START Supplied material

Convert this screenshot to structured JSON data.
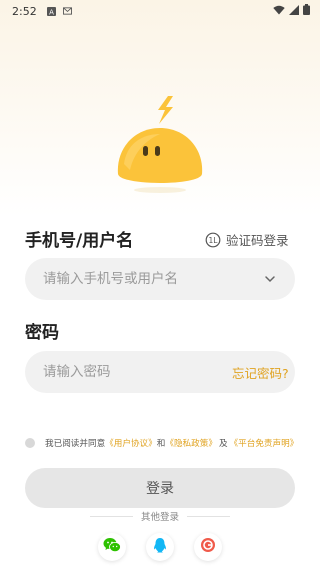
{
  "status_bar": {
    "time": "2:52",
    "icons": [
      "notification-a-icon",
      "notification-mail-icon",
      "wifi-icon",
      "signal-icon",
      "battery-icon"
    ]
  },
  "login": {
    "title": "手机号/用户名",
    "sms_login_label": "验证码登录",
    "username_placeholder": "请输入手机号或用户名",
    "password_title": "密码",
    "password_placeholder": "请输入密码",
    "forgot_password": "忘记密码?",
    "agreement": {
      "prefix": "我已阅读并同意",
      "user_agreement": "《用户协议》",
      "and": "和",
      "privacy_policy": "《隐私政策》",
      "conjunction": "及",
      "disclaimer": "《平台免责声明》"
    },
    "submit_label": "登录",
    "other_login_label": "其他登录",
    "social_logins": [
      "wechat-icon",
      "qq-icon",
      "other-login-icon"
    ]
  },
  "colors": {
    "accent": "#e0a321",
    "mascot": "#fbc33a",
    "field_bg": "#f1f1f1",
    "button_bg": "#e6e6e6"
  }
}
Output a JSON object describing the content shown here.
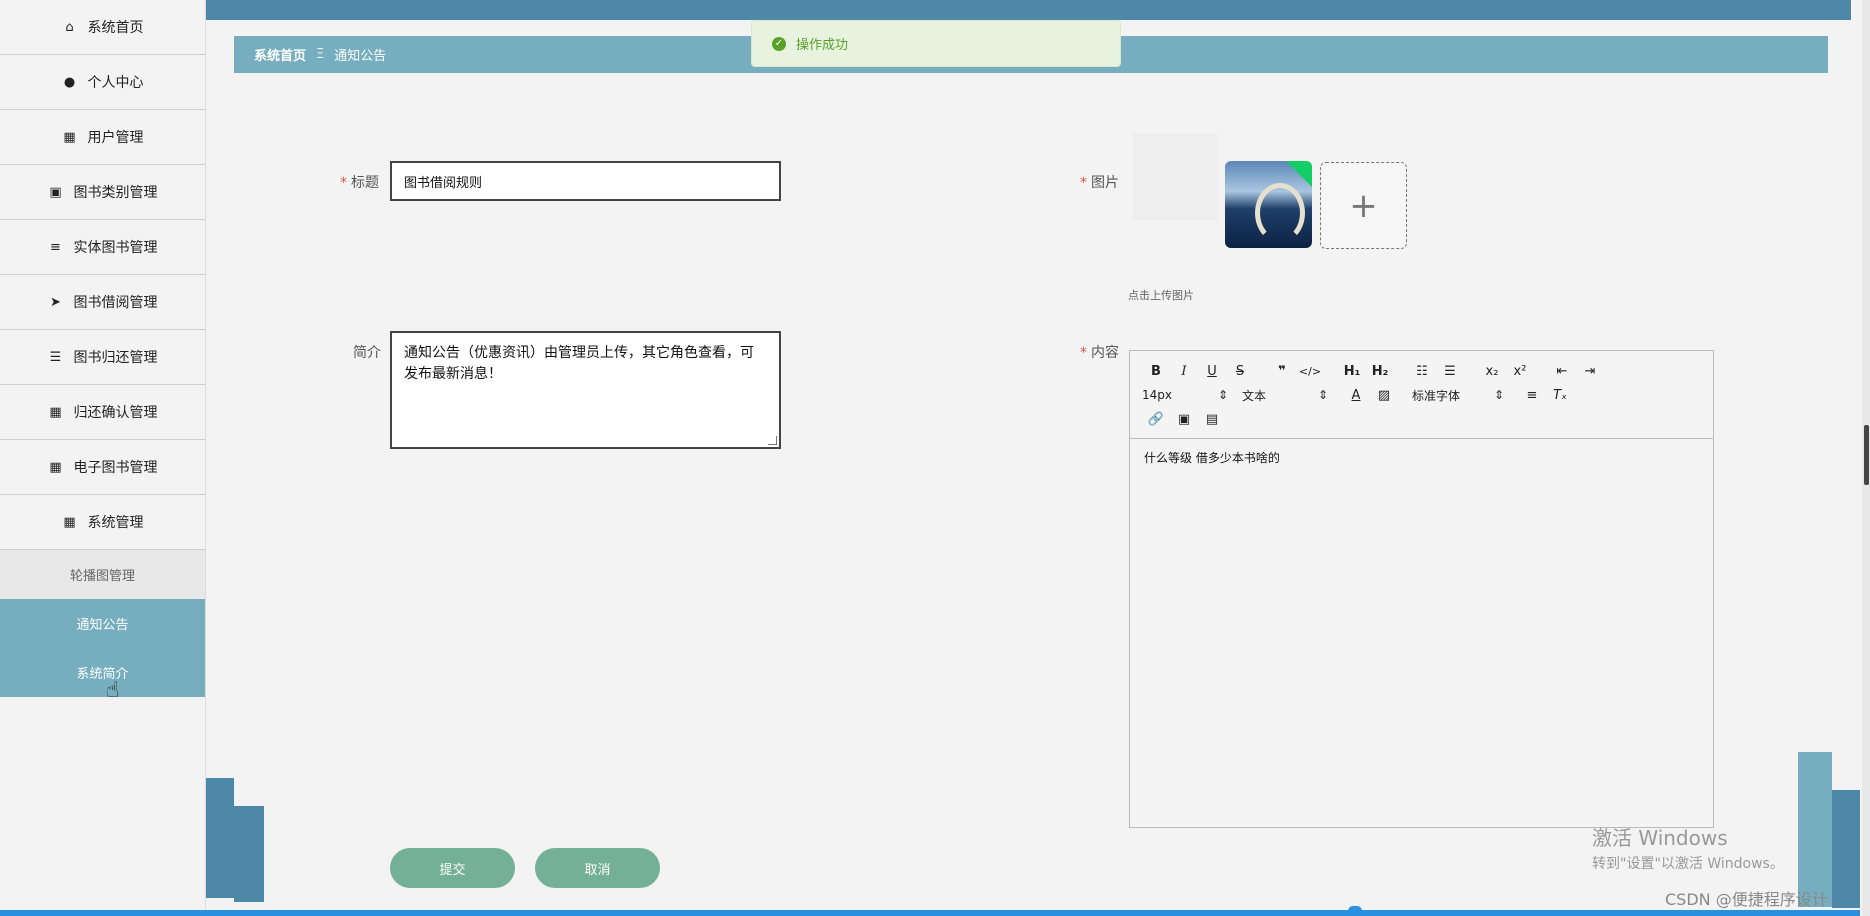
{
  "sidebar": {
    "items": [
      {
        "label": "系统首页",
        "icon": "home-icon",
        "glyph": "⌂"
      },
      {
        "label": "个人中心",
        "icon": "user-icon",
        "glyph": "●"
      },
      {
        "label": "用户管理",
        "icon": "grid-icon",
        "glyph": "▦"
      },
      {
        "label": "图书类别管理",
        "icon": "clipboard-icon",
        "glyph": "▣"
      },
      {
        "label": "实体图书管理",
        "icon": "list-icon",
        "glyph": "≡"
      },
      {
        "label": "图书借阅管理",
        "icon": "send-icon",
        "glyph": "➤"
      },
      {
        "label": "图书归还管理",
        "icon": "sliders-icon",
        "glyph": "☰"
      },
      {
        "label": "归还确认管理",
        "icon": "apps-icon",
        "glyph": "▦"
      },
      {
        "label": "电子图书管理",
        "icon": "grid-icon",
        "glyph": "▦"
      },
      {
        "label": "系统管理",
        "icon": "grid-icon",
        "glyph": "▦"
      }
    ],
    "sub_items": [
      {
        "label": "轮播图管理",
        "active": false
      },
      {
        "label": "通知公告",
        "active": true
      },
      {
        "label": "系统简介",
        "active": true
      }
    ]
  },
  "breadcrumb": {
    "home": "系统首页",
    "separator": "Ξ",
    "current": "通知公告"
  },
  "toast": {
    "message": "操作成功",
    "color": "#5aa12a"
  },
  "form": {
    "title_label": "标题",
    "title_value": "图书借阅规则",
    "intro_label": "简介",
    "intro_value": "通知公告（优惠资讯）由管理员上传，其它角色查看，可发布最新消息！",
    "image_label": "图片",
    "upload_hint": "点击上传图片",
    "upload_plus": "+",
    "content_label": "内容",
    "required_mark": "*",
    "submit_label": "提交",
    "cancel_label": "取消"
  },
  "editor": {
    "font_size": "14px",
    "block_type": "文本",
    "font_family": "标准字体",
    "content": "什么等级 借多少本书啥的"
  },
  "watermark": {
    "line1": "激活 Windows",
    "line2": "转到\"设置\"以激活 Windows。"
  },
  "credit": "CSDN @便捷程序设计",
  "colors": {
    "primary": "#4d88a8",
    "accent": "#76aebf",
    "button": "#74b095",
    "required": "#e0543e"
  }
}
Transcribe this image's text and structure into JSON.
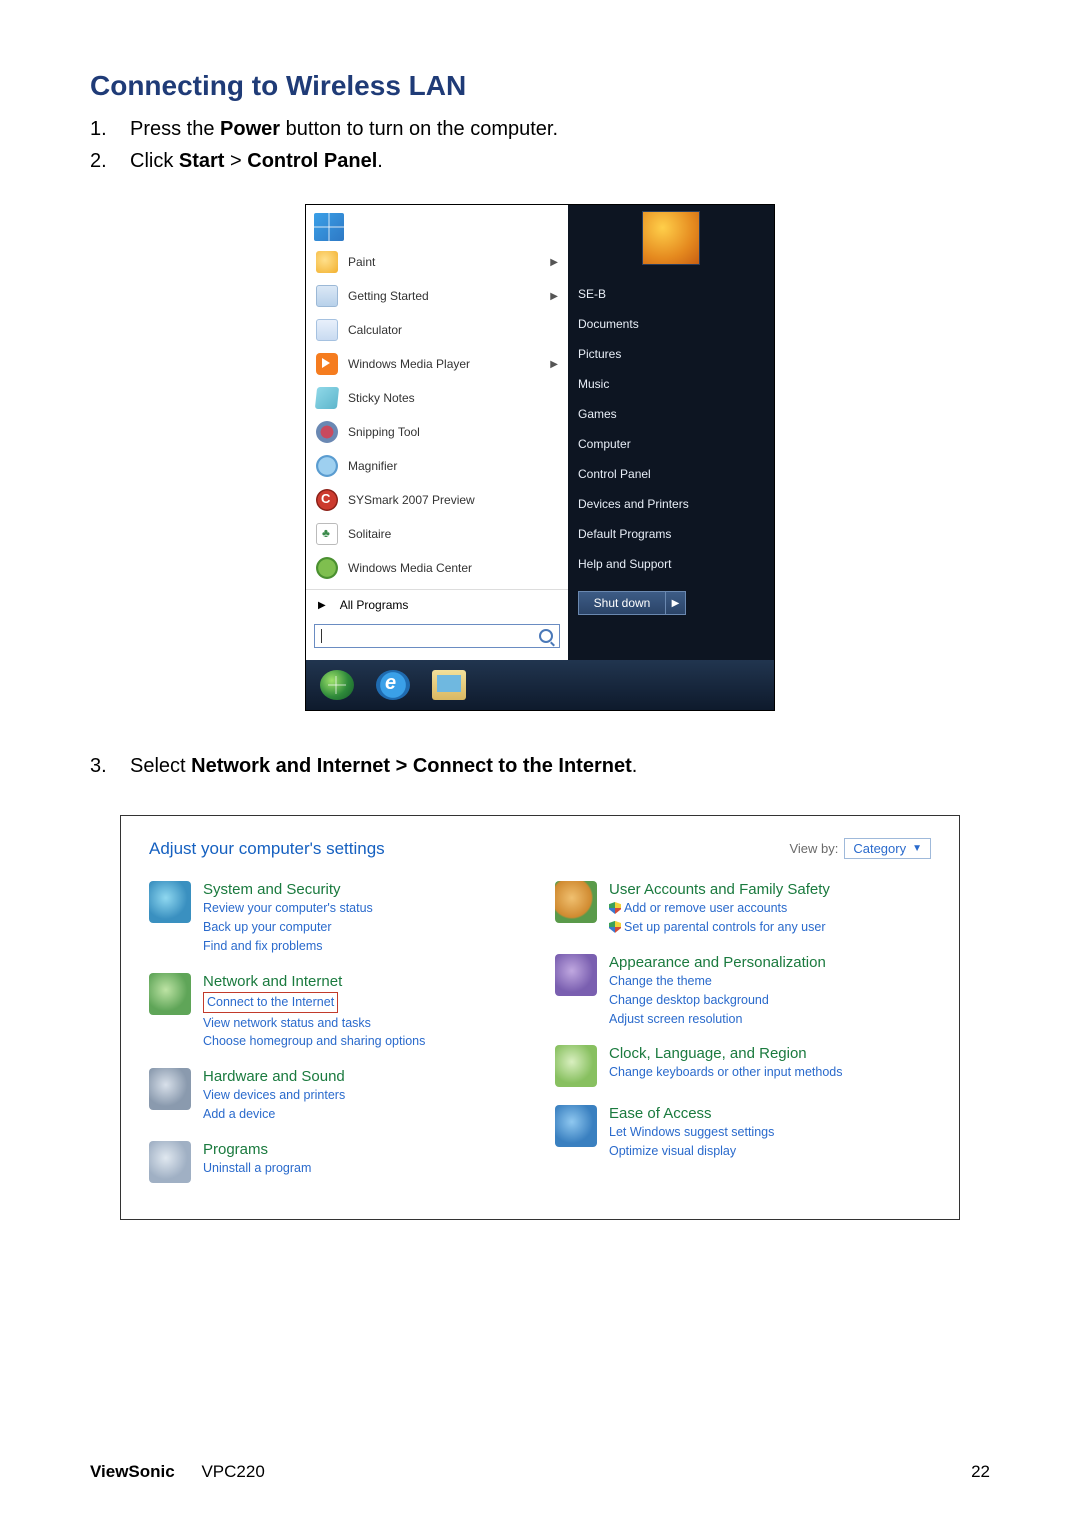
{
  "heading": "Connecting to Wireless LAN",
  "steps": [
    {
      "num": "1.",
      "pre": "Press the ",
      "b1": "Power",
      "post": " button to turn on the computer."
    },
    {
      "num": "2.",
      "pre": "Click ",
      "b1": "Start",
      "mid": " > ",
      "b2": "Control Panel",
      "post": "."
    },
    {
      "num": "3.",
      "pre": "Select ",
      "b1": "Network and Internet > Connect to the Internet",
      "post": "."
    }
  ],
  "startmenu": {
    "items": [
      {
        "label": "Paint",
        "arrow": true
      },
      {
        "label": "Getting Started",
        "arrow": true
      },
      {
        "label": "Calculator"
      },
      {
        "label": "Windows Media Player",
        "arrow": true
      },
      {
        "label": "Sticky Notes"
      },
      {
        "label": "Snipping Tool"
      },
      {
        "label": "Magnifier"
      },
      {
        "label": "SYSmark 2007 Preview"
      },
      {
        "label": "Solitaire"
      },
      {
        "label": "Windows Media Center"
      }
    ],
    "allPrograms": "All Programs",
    "right": [
      "SE-B",
      "Documents",
      "Pictures",
      "Music",
      "Games",
      "Computer",
      "Control Panel",
      "Devices and Printers",
      "Default Programs",
      "Help and Support"
    ],
    "shutdown": "Shut down"
  },
  "controlPanel": {
    "title": "Adjust your computer's settings",
    "viewByLabel": "View by:",
    "viewByValue": "Category",
    "left": [
      {
        "title": "System and Security",
        "links": [
          "Review your computer's status",
          "Back up your computer",
          "Find and fix problems"
        ]
      },
      {
        "title": "Network and Internet",
        "links": [
          "Connect to the Internet",
          "View network status and tasks",
          "Choose homegroup and sharing options"
        ],
        "boxedIndex": 0
      },
      {
        "title": "Hardware and Sound",
        "links": [
          "View devices and printers",
          "Add a device"
        ]
      },
      {
        "title": "Programs",
        "links": [
          "Uninstall a program"
        ]
      }
    ],
    "right": [
      {
        "title": "User Accounts and Family Safety",
        "links": [
          "Add or remove user accounts",
          "Set up parental controls for any user"
        ],
        "shield": true
      },
      {
        "title": "Appearance and Personalization",
        "links": [
          "Change the theme",
          "Change desktop background",
          "Adjust screen resolution"
        ]
      },
      {
        "title": "Clock, Language, and Region",
        "links": [
          "Change keyboards or other input methods"
        ]
      },
      {
        "title": "Ease of Access",
        "links": [
          "Let Windows suggest settings",
          "Optimize visual display"
        ]
      }
    ]
  },
  "footer": {
    "brand": "ViewSonic",
    "model": "VPC220",
    "page": "22"
  }
}
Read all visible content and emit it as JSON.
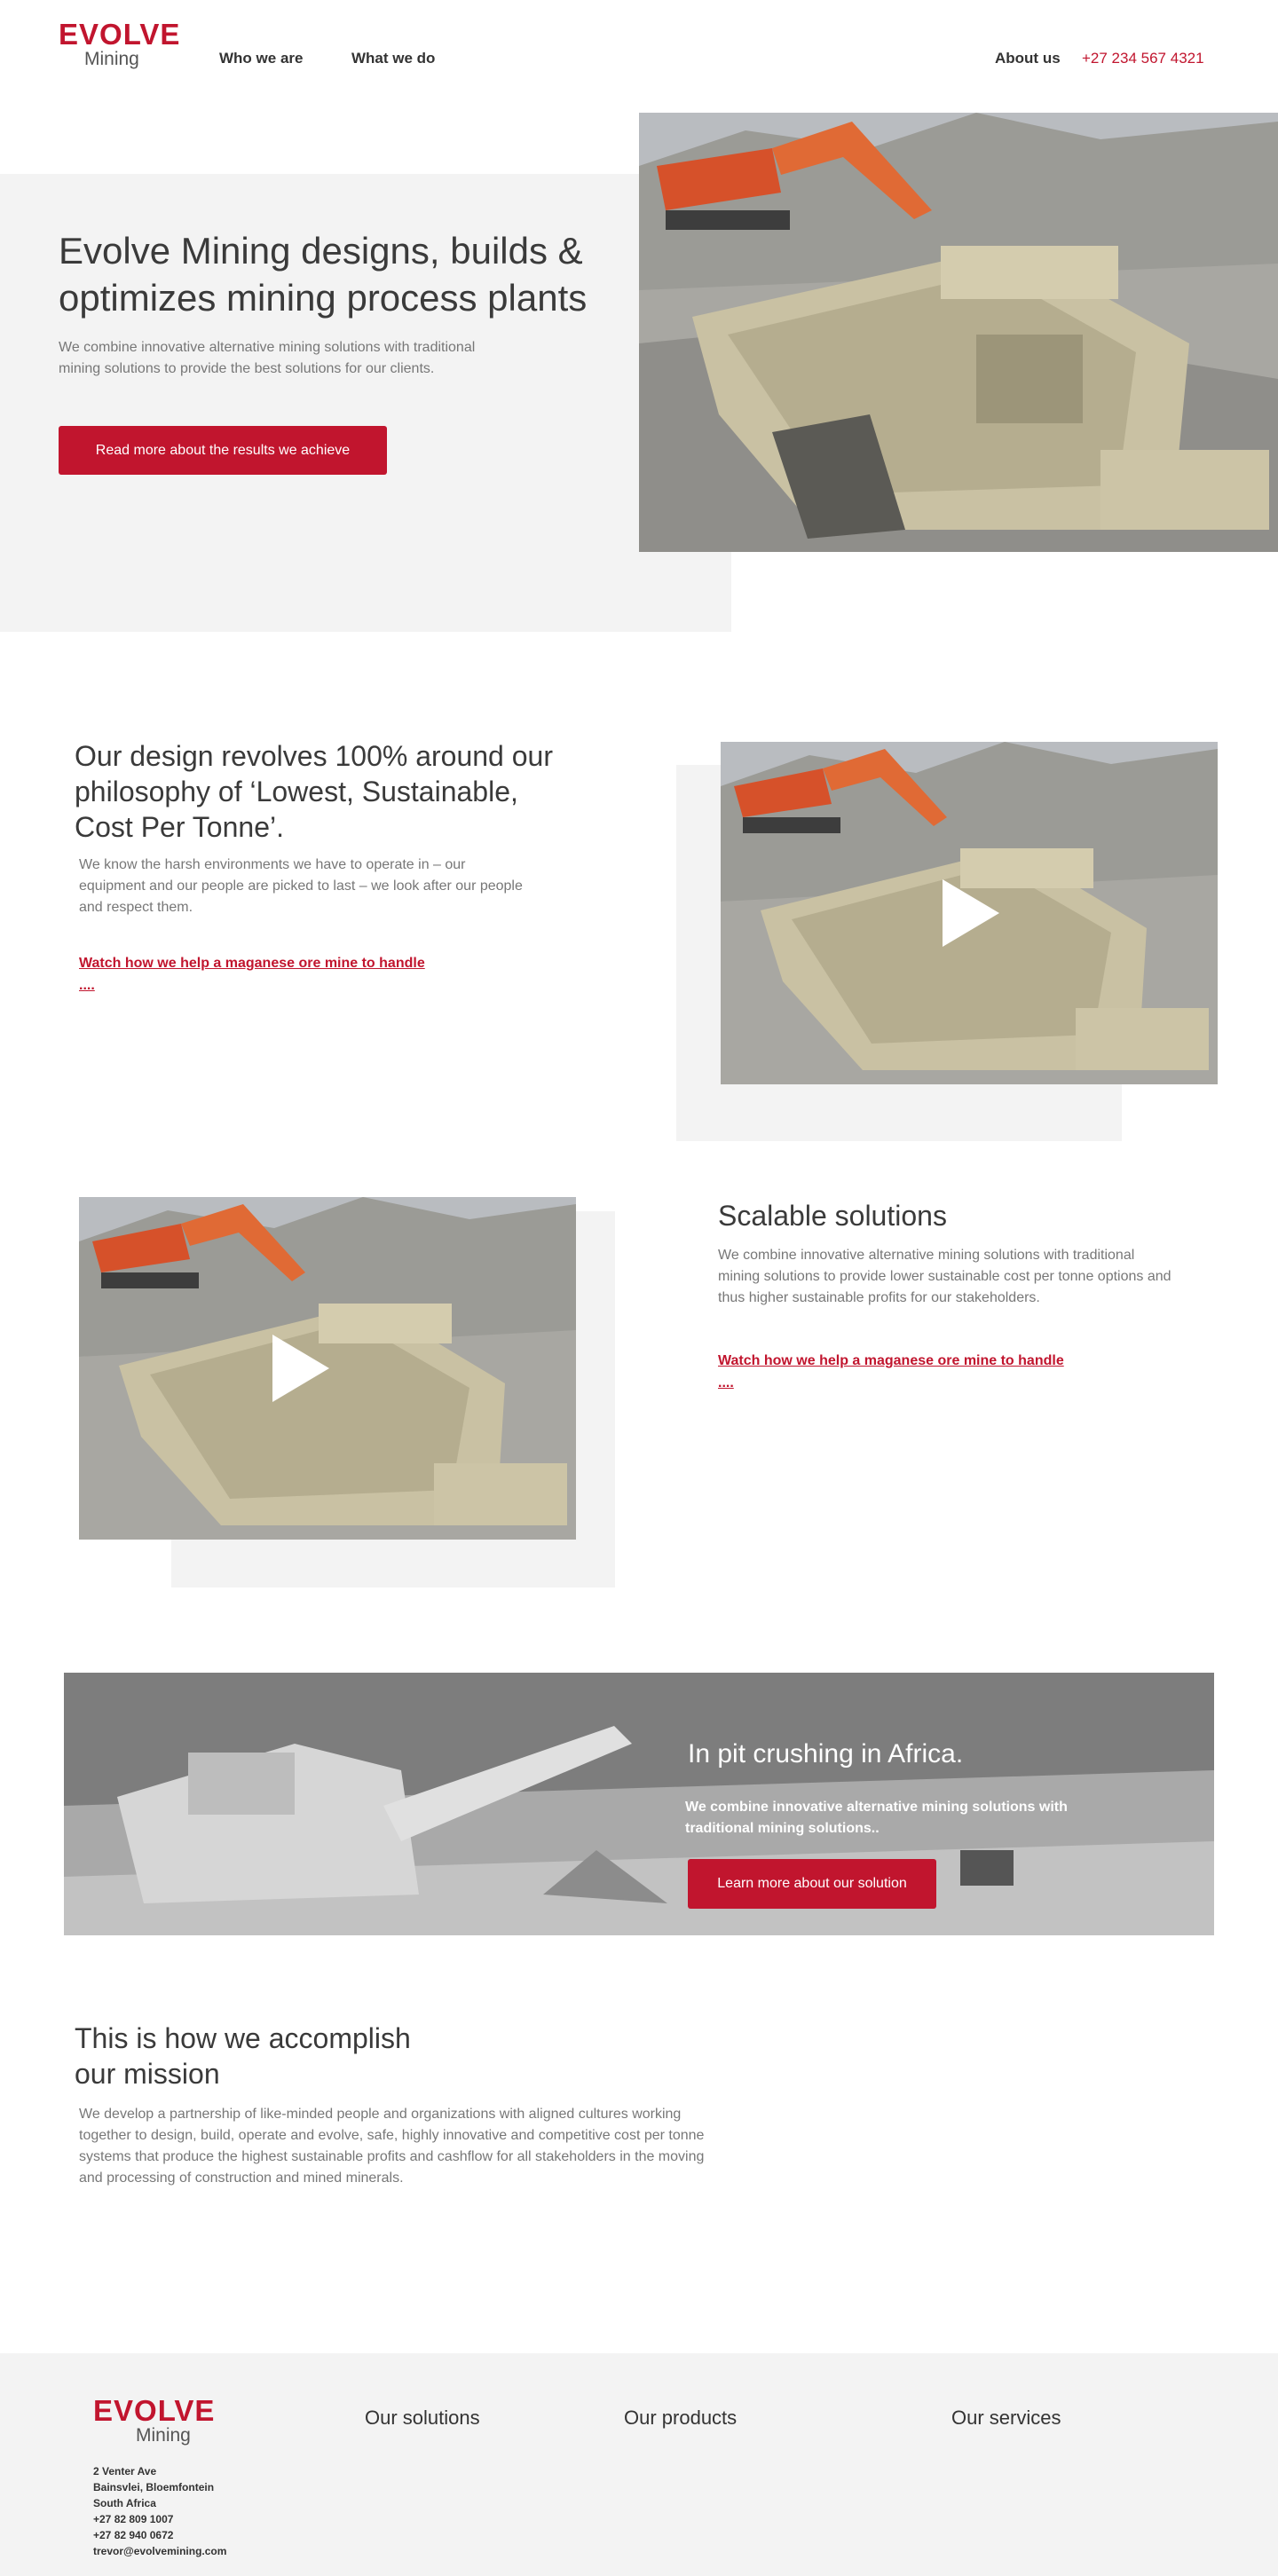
{
  "colors": {
    "brand_red": "#c1152e",
    "panel_gray": "#f3f3f3",
    "heading": "#3a3a3a",
    "body_text": "#777777"
  },
  "header": {
    "logo": {
      "word": "EVOLVE",
      "sub": "Mining"
    },
    "nav": [
      {
        "label": "Who we are"
      },
      {
        "label": "What we do"
      },
      {
        "label": "About us"
      }
    ],
    "phone": "+27 234 567 4321"
  },
  "hero": {
    "title": "Evolve Mining designs, builds & optimizes mining process plants",
    "text": "We combine innovative alternative mining solutions with traditional mining solutions to provide the best solutions for our clients.",
    "button": "Read more about the results we achieve",
    "image_icon": "mining-crusher-photo"
  },
  "philosophy": {
    "title": "Our design revolves 100% around our philosophy of ‘Lowest, Sustainable, Cost Per Tonne’.",
    "text": "We know the harsh environments we have to operate in – our equipment and our people are picked to last – we look after our people and respect them.",
    "link": "Watch how we help a maganese ore mine to handle ....",
    "video_icon": "play-icon"
  },
  "scalable": {
    "title": "Scalable solutions",
    "text": "We combine innovative alternative mining solutions with traditional mining solutions to provide lower sustainable cost per tonne options and thus higher sustainable profits for our stakeholders.",
    "link": "Watch how we help a maganese ore mine to handle ....",
    "video_icon": "play-icon"
  },
  "banner": {
    "title": "In pit crushing in Africa.",
    "text": "We combine innovative alternative mining solutions with traditional mining solutions..",
    "button": "Learn more about our solution"
  },
  "mission": {
    "title": "This is how we accomplish our mission",
    "text": "We develop a partnership of like-minded people and organizations with aligned cultures working together to design, build, operate and evolve, safe, highly innovative and competitive cost per tonne systems that produce the highest sustainable profits and cashflow for all stakeholders in the moving and processing of construction and mined minerals."
  },
  "footer": {
    "logo": {
      "word": "EVOLVE",
      "sub": "Mining"
    },
    "headings": [
      "Our solutions",
      "Our products",
      "Our services"
    ],
    "address": [
      "2 Venter Ave",
      "Bainsvlei, Bloemfontein",
      "South Africa",
      "+27 82 809 1007",
      "+27 82 940 0672",
      "trevor@evolvemining.com"
    ]
  }
}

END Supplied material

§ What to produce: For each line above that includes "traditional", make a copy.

§ Response:
    "text": "We combine innovative alternative mining solutions with traditional mining solutions to provide the best solutions for our clients.",
    "text": "We combine innovative alternative mining solutions with traditional mining solutions to provide lower sustainable cost per tonne options and thus higher sustainable profits for our stakeholders.",
    "text": "We combine innovative alternative mining solutions with traditional mining solutions..",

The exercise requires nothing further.